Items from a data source
_ _ _ _

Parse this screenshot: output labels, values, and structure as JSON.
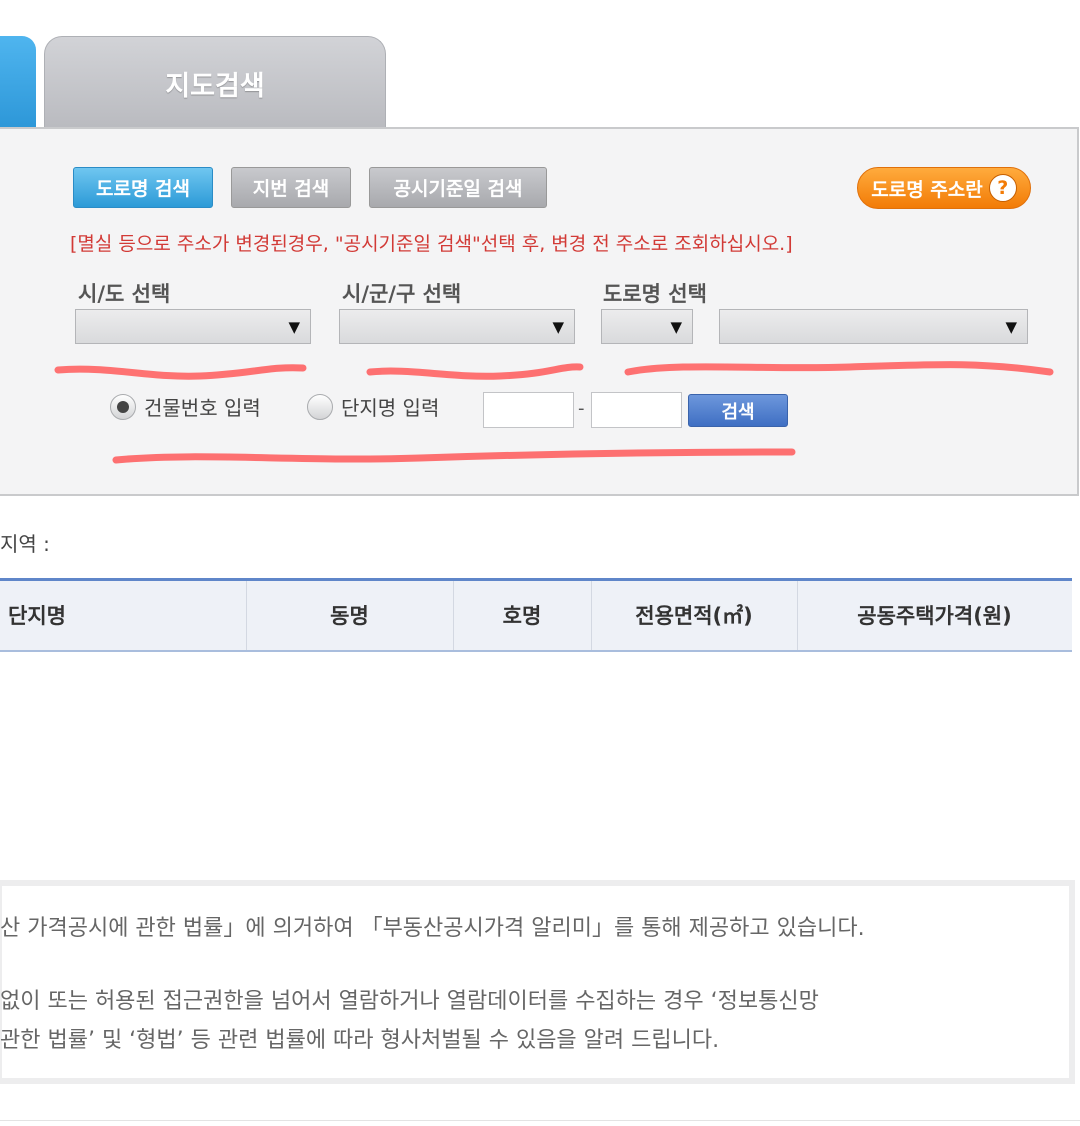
{
  "tabs": {
    "map_search": "지도검색"
  },
  "search_buttons": {
    "road": "도로명 검색",
    "lot": "지번 검색",
    "date": "공시기준일 검색",
    "guide": "도로명 주소란",
    "guide_help": "?"
  },
  "notice": "[멸실 등으로 주소가 변경된경우, \"공시기준일 검색\"선택 후, 변경 전 주소로 조회하십시오.]",
  "labels": {
    "sido": "시/도 선택",
    "sigungu": "시/군/구 선택",
    "road": "도로명 선택"
  },
  "select_arrow": "▼",
  "radios": {
    "building_no": "건물번호 입력",
    "complex_name": "단지명 입력"
  },
  "dash": "-",
  "search_label": "검색",
  "region_label": "지역 :",
  "table_headers": [
    "단지명",
    "동명",
    "호명",
    "전용면적(㎡)",
    "공동주택가격(원)"
  ],
  "info_lines": [
    "산 가격공시에 관한 법률」에 의거하여 「부동산공시가격 알리미」를 통해 제공하고 있습니다.",
    "없이 또는 허용된 접근권한을 넘어서 열람하거나 열람데이터를 수집하는 경우 ‘정보통신망",
    "관한 법률’ 및 ‘형법’ 등 관련 법률에 따라 형사처벌될 수 있음을 알려 드립니다."
  ],
  "colors": {
    "accent_blue": "#2c9ad7",
    "guide_orange": "#f27b06",
    "notice_red": "#d23a36",
    "scribble_red": "#ff5a5a"
  }
}
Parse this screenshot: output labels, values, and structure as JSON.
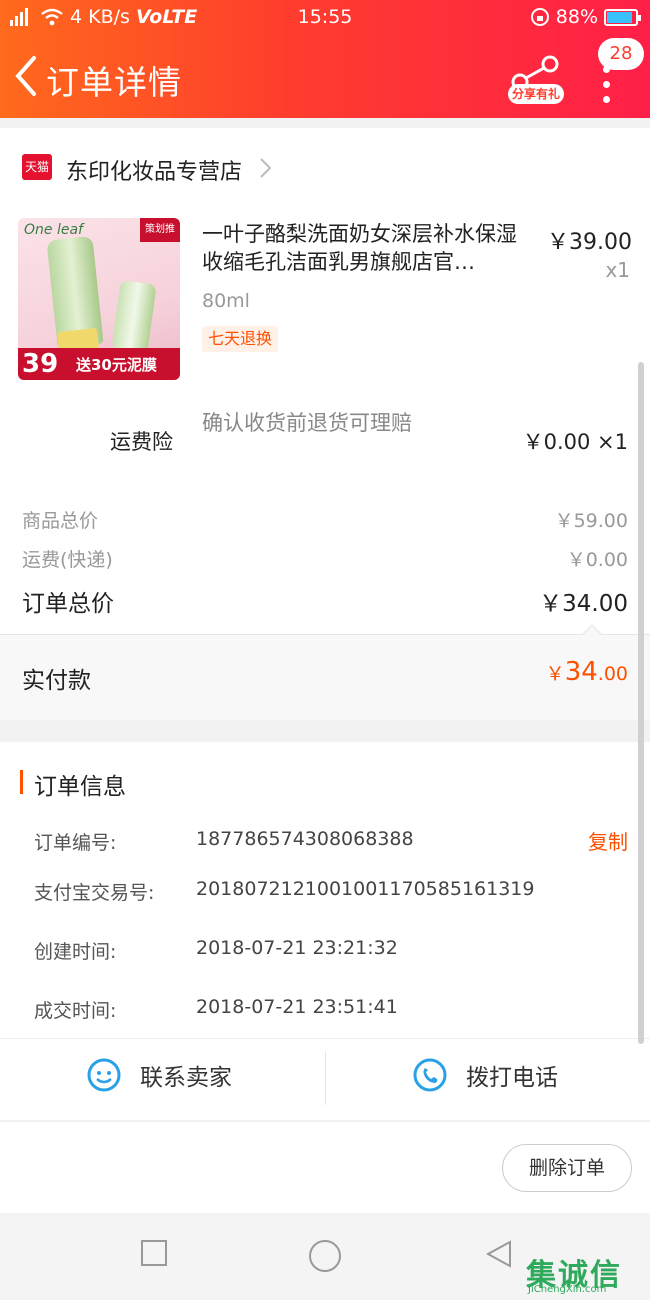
{
  "status_bar": {
    "network": "4G",
    "speed": "4 KB/s",
    "volte": "VoLTE",
    "time": "15:55",
    "battery": "88%",
    "battery_level": 0.88
  },
  "header": {
    "title": "订单详情",
    "share_label": "分享有礼",
    "message_count": "28"
  },
  "shop": {
    "platform_badge": "天猫",
    "name": "东印化妆品专营店"
  },
  "product": {
    "image": {
      "brand": "One leaf",
      "tag": "策划推",
      "price": "39",
      "promo": "送30元泥膜"
    },
    "title": "一叶子酪梨洗面奶女深层补水保湿收缩毛孔洁面乳男旗舰店官…",
    "price": "￥39.00",
    "quantity": "x1",
    "spec": "80ml",
    "service_tag": "七天退换"
  },
  "insurance": {
    "label": "运费险",
    "description": "确认收货前退货可理赔",
    "price": "￥0.00 ×1"
  },
  "summary": {
    "goods_label": "商品总价",
    "goods_value": "￥59.00",
    "shipping_label": "运费(快递)",
    "shipping_value": "￥0.00",
    "total_label": "订单总价",
    "total_value": "￥34.00",
    "paid_label": "实付款",
    "paid_currency": "￥",
    "paid_integer": "34",
    "paid_decimal": ".00"
  },
  "order_info": {
    "title": "订单信息",
    "order_no_label": "订单编号:",
    "order_no_value": "187786574308068388",
    "copy_label": "复制",
    "alipay_label": "支付宝交易号:",
    "alipay_value": "2018072121001001170585161319",
    "created_label": "创建时间:",
    "created_value": "2018-07-21 23:21:32",
    "deal_label": "成交时间:",
    "deal_value": "2018-07-21 23:51:41"
  },
  "contact": {
    "seller_label": "联系卖家",
    "call_label": "拨打电话"
  },
  "actions": {
    "delete_label": "删除订单"
  },
  "watermark": {
    "main": "集诚信",
    "sub": "JiChengXin.com"
  },
  "colors": {
    "accent": "#ff5000",
    "header_start": "#ff6a1c",
    "header_end": "#ff1f48",
    "tmall_red": "#e4112f"
  },
  "icons": [
    "back-arrow-icon",
    "share-icon",
    "more-dots-icon",
    "chevron-right-icon",
    "chat-face-icon",
    "phone-icon",
    "square-icon",
    "circle-icon",
    "triangle-back-icon"
  ]
}
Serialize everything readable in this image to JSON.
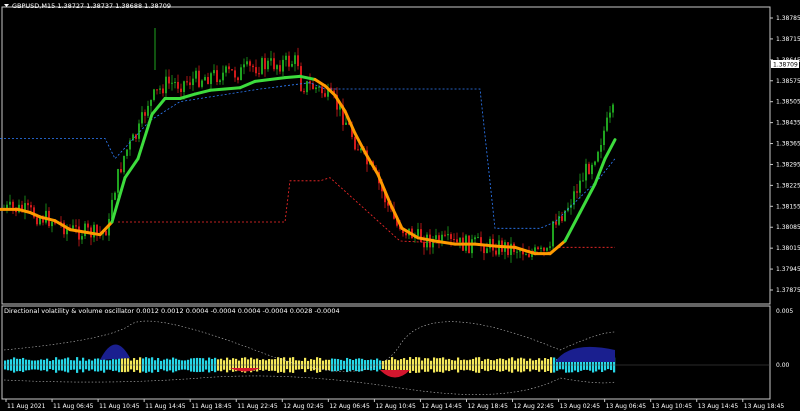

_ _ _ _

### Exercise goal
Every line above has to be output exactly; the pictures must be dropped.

### Answer to the problem
Parse this screenshot: output labels, values, and structure as JSON.
{
  "tabs": {
    "map_search": "지도검색"
  },
  "search_buttons": {
    "road": "도로명 검색",
    "lot": "지번 검색",
    "date": "공시기준일 검색",
    "guide": "도로명 주소란",
    "guide_help": "?"
  },
  "notice": "[멸실 등으로 주소가 변경된경우, \"공시기준일 검색\"선택 후, 변경 전 주소로 조회하십시오.]",
  "labels": {
    "sido": "시/도 선택",
    "sigungu": "시/군/구 선택",
    "road": "도로명 선택"
  },
  "select_arrow": "▼",
  "radios": {
    "building_no": "건물번호 입력",
    "complex_name": "단지명 입력"
  },
  "dash": "-",
  "search_label": "검색",
  "region_label": "지역 :",
  "table_headers": [
    "단지명",
    "동명",
    "호명",
    "전용면적(㎡)",
    "공동주택가격(원)"
  ],
  "info_lines": [
    "산 가격공시에 관한 법률」에 의거하여 「부동산공시가격 알리미」를 통해 제공하고 있습니다.",
    "없이 또는 허용된 접근권한을 넘어서 열람하거나 열람데이터를 수집하는 경우 ‘정보통신망",
    "관한 법률’ 및 ‘형법’ 등 관련 법률에 따라 형사처벌될 수 있음을 알려 드립니다."
  ],
  "colors": {
    "accent_blue": "#2c9ad7",
    "guide_orange": "#f27b06",
    "notice_red": "#d23a36",
    "scribble_red": "#ff5a5a"
  }
}
Parse this screenshot: output labels, values, and structure as JSON.
{
  "status_bar": {
    "network": "4G",
    "speed": "4 KB/s",
    "volte": "VoLTE",
    "time": "15:55",
    "battery": "88%",
    "battery_level": 0.88
  },
  "header": {
    "title": "订单详情",
    "share_label": "分享有礼",
    "message_count": "28"
  },
  "shop": {
    "platform_badge": "天猫",
    "name": "东印化妆品专营店"
  },
  "product": {
    "image": {
      "brand": "One leaf",
      "tag": "策划推",
      "price": "39",
      "promo": "送30元泥膜"
    },
    "title": "一叶子酪梨洗面奶女深层补水保湿收缩毛孔洁面乳男旗舰店官…",
    "price": "￥39.00",
    "quantity": "x1",
    "spec": "80ml",
    "service_tag": "七天退换"
  },
  "insurance": {
    "label": "运费险",
    "description": "确认收货前退货可理赔",
    "price": "￥0.00 ×1"
  },
  "summary": {
    "goods_label": "商品总价",
    "goods_value": "￥59.00",
    "shipping_label": "运费(快递)",
    "shipping_value": "￥0.00",
    "total_label": "订单总价",
    "total_value": "￥34.00",
    "paid_label": "实付款",
    "paid_currency": "￥",
    "paid_integer": "34",
    "paid_decimal": ".00"
  },
  "order_info": {
    "title": "订单信息",
    "order_no_label": "订单编号:",
    "order_no_value": "187786574308068388",
    "copy_label": "复制",
    "alipay_label": "支付宝交易号:",
    "alipay_value": "2018072121001001170585161319",
    "created_label": "创建时间:",
    "created_value": "2018-07-21 23:21:32",
    "deal_label": "成交时间:",
    "deal_value": "2018-07-21 23:51:41"
  },
  "contact": {
    "seller_label": "联系卖家",
    "call_label": "拨打电话"
  },
  "actions": {
    "delete_label": "删除订单"
  },
  "watermark": {
    "main": "集诚信",
    "sub": "JiChengXin.com"
  },
  "colors": {
    "accent": "#ff5000",
    "header_start": "#ff6a1c",
    "header_end": "#ff1f48",
    "tmall_red": "#e4112f"
  },
  "icons": [
    "back-arrow-icon",
    "share-icon",
    "more-dots-icon",
    "chevron-right-icon",
    "chat-face-icon",
    "phone-icon",
    "square-icon",
    "circle-icon",
    "triangle-back-icon"
  ]
}
Serialize everything readable in this image to JSON.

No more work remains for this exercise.